One Health Seminars
Title: Karelian Bear Dogs Help Protect Wildlife
Nils Pedersen grew up with sled dogs in Fairbanks, Alaska. He understood the utility of working dogs for bear deterrence at a young age because of a photo that his grandpa showed him of one of his Greenland Husky dogs chasing a young polar bear away from camp. Pedersen began working with the Wind River Bear Institute (WRBI) in 2011 as the trainer and handler of Karelian Bear Dog, “Soledad”. Together they have worked to address human-bear conflict issues with all three species of North American bear: grizzly, black, and polar bear. Pedersen completed a M.Sc. degree in Wildlife Biology and Conservation from the University of Alaska Fairbanks in 2019. His research focused on human-grizzly bear conflict in the North Slope oil fields of Alaska and the use of Forward Looking Infrared-equipped drones for grizzly and polar bear den detection in the Arctic. Pedersen owns and operates the WRBI kennel in Fairbanks, Alaska. In his spare time he guides for Arctic Dog Adventure Co., an ecotourism dog mushing company he founded together with his partner, Lisbet Norris.
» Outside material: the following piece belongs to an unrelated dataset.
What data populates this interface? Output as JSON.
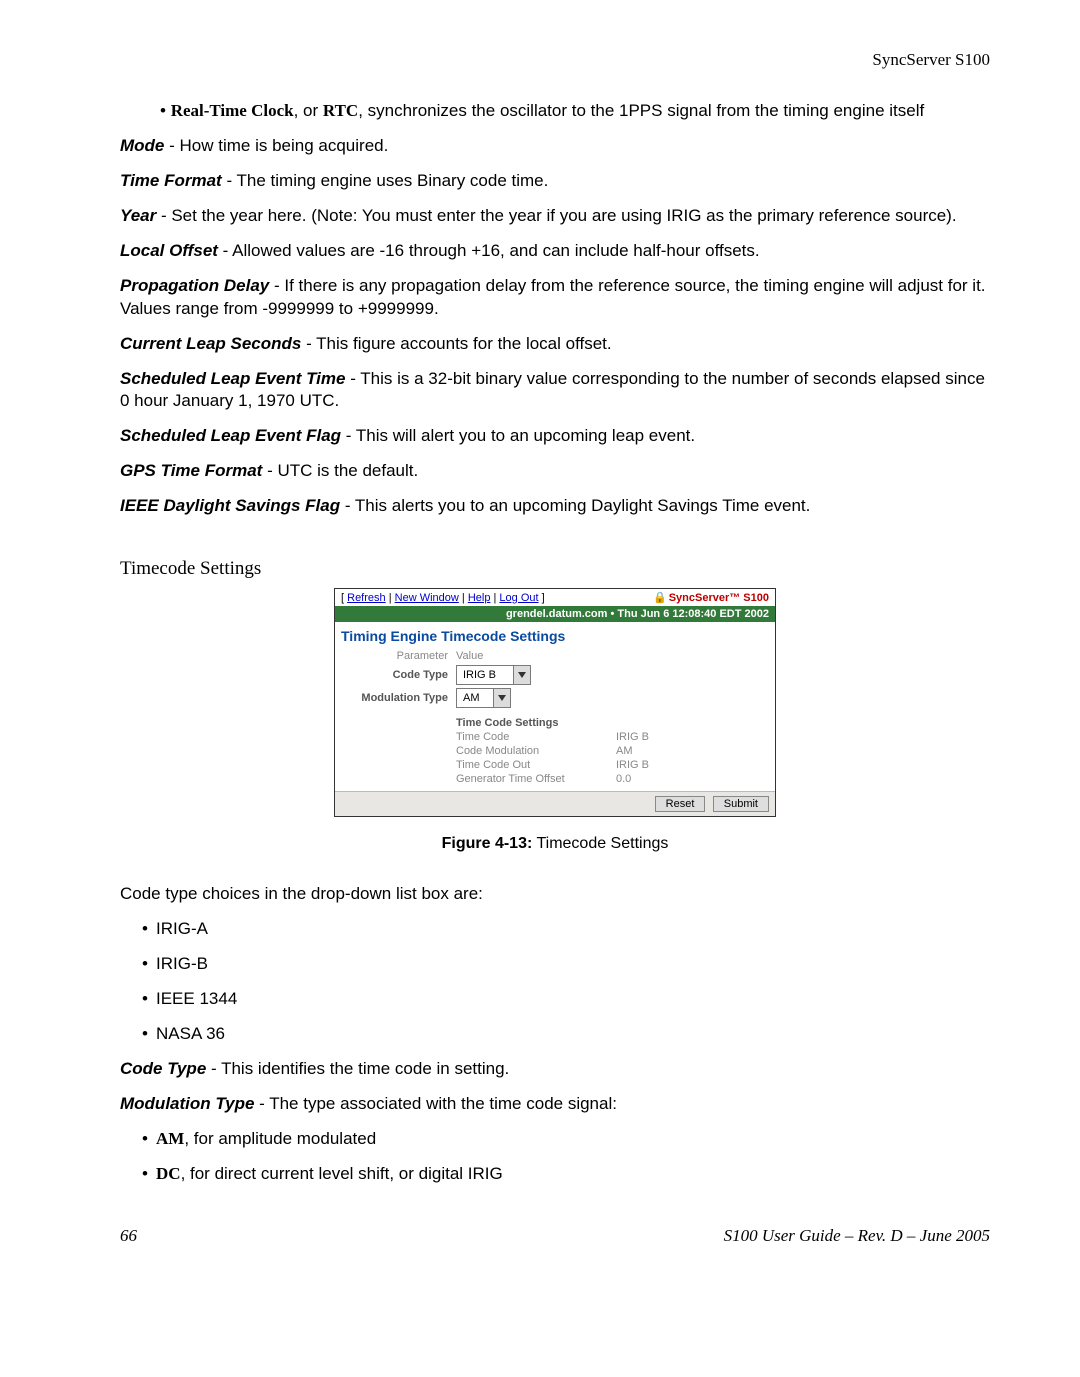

Title: One Health and considering the nuances of risk/benefit balance
Andrew Cyr is an environmental toxicologist for the State of Alaska Department of Health. He earned his Ph.D. from the University of Alaska, Fairbanks in 2019, where he researched the chemical feeding ecology of mercury in fish and aquatic food webs across Alaska. He has a background in environmental consulting, natural resource management, science mentoring, education, outreach, and research in environmental toxicology and human health. He is a passionate supporter of public health, especially through the One Health paradigm. Health is an intricate compilation of nutrition, physical health, mental well-being, cultural health, as well as one’s interaction with their surrounding environment. Ensuring that we are promoting all aspects of health requires collaboration with numerous disciplines, including clinicians, local community members, researchers, and public health officials. Andrew works diligently to ensure that the development of public health guidance considers health holistically – i.e., as more than the presence or absence of a disease – and, when considering exposure to a potentially hazardous substance, balances the risks and benefits.
In this seminar, members of the BC Coalition Institute (BCCI) and beyond will be sharing
stories about their local ecosystem health issues and ways that they are working with
community members on these issues. The BCCI is a growing Community of Practice of
global health researchers, students and practitioners with a focus on health equity,
connecting research and action on global health issues with local communities. In
these talks, two such BC communities will be represented. Members from the Cowichan
Valley on Vancouver Island will talk about forestry practices in the area, impacts
on health, and ways that they are engaging important community stakeholders to encourage
community stewardship. Then, members from the Rural Health Services Research Network
of BC (out of the University of British Columbia) will discuss their work through
CCEDARR Project in building resilient rural communities: responding to Climate Change
and ecosystem disruption.
The moderator for this discussion will be Mira Ziolo DVM, HBSc.
Mira Ziolo is a clinical emergency and relief veterinarian, a wildlife-human interface consultant and PhD Candidate for the Interdisciplinary Studies Graduate Program at the University of British Columbia. Her interest lies in strengthening resilience and adaptability in health at wildlife-human interfaces. Since 2005, she has worked primarily in East Sub-Saharan Africa, most recently with the Mountain Gorilla-Human Interface in Rwanda. Since 2018, she is increasingly engaging with local partners, and intersectoral and interdisciplinary practitioners in North America as she connects her work in the global south with work in the global north with the intention to help close inequity gaps. In her downtime, she loves mountain biking and generally finding new ways to explore nature with her trusty partner in crime: Theo, the Karelian bear dog.
Paralytic Shellfish Poisoning in Alaska
May 16 @ 11:00 am to 12:00 pm AKDT
Speaker: Bruce Wright, Knik Tribe Chief Scientist